I think they are the first known above 18.

n=66916817613475787 and n=304555583497054847 both give consecutive primes:

n + (0,2,6,12,20,62,66,126,132,140,144,146,150,152,180,192,210,242,276)

n=149888370336254401 and n=224561886371432461 both give:

n + (0,12,18,36,76,112,126,148,186,196,208,222,246,250,252,256,258,298,316)

n=56029782174606241 and n=267322720146562081 both give:

n + (0,28,58,66,70,96,100,102,106,108,130,148,156,162,240,276,312,336,378)

The same 3 in Mark's notation:

237638765883579060 + (66916817613475787, ..., 66916817613476063)

74673516035178060 + (149888370336254401, ..., 149888370336254717)

211292937971955840 + (56029782174606241, ..., 56029782174606619)

q=34837285 prp quintuplets were computed on the form:

k*17# + (97, 101, 103, 107, 109), for k<734445220000

This ensured q*(q-1)/2 ~= 6*10^14 pairs with at least

5 consecutive primes in the same pattern.

The use of 17# gave the same divisibility properties

for primes<=17 to increase odds of more matches.

The previous 14 and next 14 prp's were computed for each quintuplet.

Comparison gave 3 cases with 14 combined consecutive matches.

The GMP library made prp tests.

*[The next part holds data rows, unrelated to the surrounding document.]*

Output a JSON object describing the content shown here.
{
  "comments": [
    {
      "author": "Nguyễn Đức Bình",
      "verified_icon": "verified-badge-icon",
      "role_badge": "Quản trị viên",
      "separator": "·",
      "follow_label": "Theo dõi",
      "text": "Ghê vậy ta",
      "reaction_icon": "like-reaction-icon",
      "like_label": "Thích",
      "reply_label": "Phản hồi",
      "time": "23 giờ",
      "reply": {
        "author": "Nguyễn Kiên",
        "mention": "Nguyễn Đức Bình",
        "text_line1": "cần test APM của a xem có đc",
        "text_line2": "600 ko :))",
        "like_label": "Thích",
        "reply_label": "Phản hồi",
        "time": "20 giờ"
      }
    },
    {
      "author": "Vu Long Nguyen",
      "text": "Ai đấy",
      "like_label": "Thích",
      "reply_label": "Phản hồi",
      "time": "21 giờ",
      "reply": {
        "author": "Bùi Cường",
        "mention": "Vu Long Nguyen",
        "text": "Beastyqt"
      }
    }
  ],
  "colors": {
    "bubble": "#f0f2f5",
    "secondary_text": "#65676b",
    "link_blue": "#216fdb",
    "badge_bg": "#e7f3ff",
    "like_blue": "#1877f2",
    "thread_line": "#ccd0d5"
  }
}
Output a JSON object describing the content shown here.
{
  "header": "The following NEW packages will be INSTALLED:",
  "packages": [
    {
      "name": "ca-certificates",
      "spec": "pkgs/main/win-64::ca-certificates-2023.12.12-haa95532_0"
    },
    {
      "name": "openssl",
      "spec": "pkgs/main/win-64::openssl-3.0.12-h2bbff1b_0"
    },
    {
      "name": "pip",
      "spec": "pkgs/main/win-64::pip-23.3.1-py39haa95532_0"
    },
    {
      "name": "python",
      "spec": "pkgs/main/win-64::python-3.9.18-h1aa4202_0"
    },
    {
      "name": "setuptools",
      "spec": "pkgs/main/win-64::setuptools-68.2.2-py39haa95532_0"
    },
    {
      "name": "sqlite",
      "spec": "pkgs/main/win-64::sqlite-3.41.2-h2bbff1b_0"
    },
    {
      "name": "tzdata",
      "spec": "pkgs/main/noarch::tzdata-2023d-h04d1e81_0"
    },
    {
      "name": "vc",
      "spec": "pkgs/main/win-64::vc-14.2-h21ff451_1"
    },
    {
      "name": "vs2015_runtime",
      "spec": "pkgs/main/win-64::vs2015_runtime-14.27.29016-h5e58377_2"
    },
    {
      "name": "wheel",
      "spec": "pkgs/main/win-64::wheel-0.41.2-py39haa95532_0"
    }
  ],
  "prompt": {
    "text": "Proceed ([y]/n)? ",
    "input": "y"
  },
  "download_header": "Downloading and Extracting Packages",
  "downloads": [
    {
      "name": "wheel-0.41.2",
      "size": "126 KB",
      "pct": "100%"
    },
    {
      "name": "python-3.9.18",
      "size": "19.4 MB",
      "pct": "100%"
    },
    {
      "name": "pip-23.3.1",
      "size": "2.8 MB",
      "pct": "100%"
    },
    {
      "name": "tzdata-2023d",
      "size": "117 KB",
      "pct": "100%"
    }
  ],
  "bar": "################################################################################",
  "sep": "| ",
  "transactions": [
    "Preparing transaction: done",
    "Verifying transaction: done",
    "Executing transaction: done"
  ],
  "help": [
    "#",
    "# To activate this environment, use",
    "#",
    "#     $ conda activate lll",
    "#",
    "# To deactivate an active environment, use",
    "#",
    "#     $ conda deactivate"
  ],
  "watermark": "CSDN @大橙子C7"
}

PARI/GP proved the solution primes.

The DOS/Windows command "sort" was used on a 1.6 GB file during comparison.

(Has "sort" ever been credited in a prime record?)

--

Jens Kruse Andersen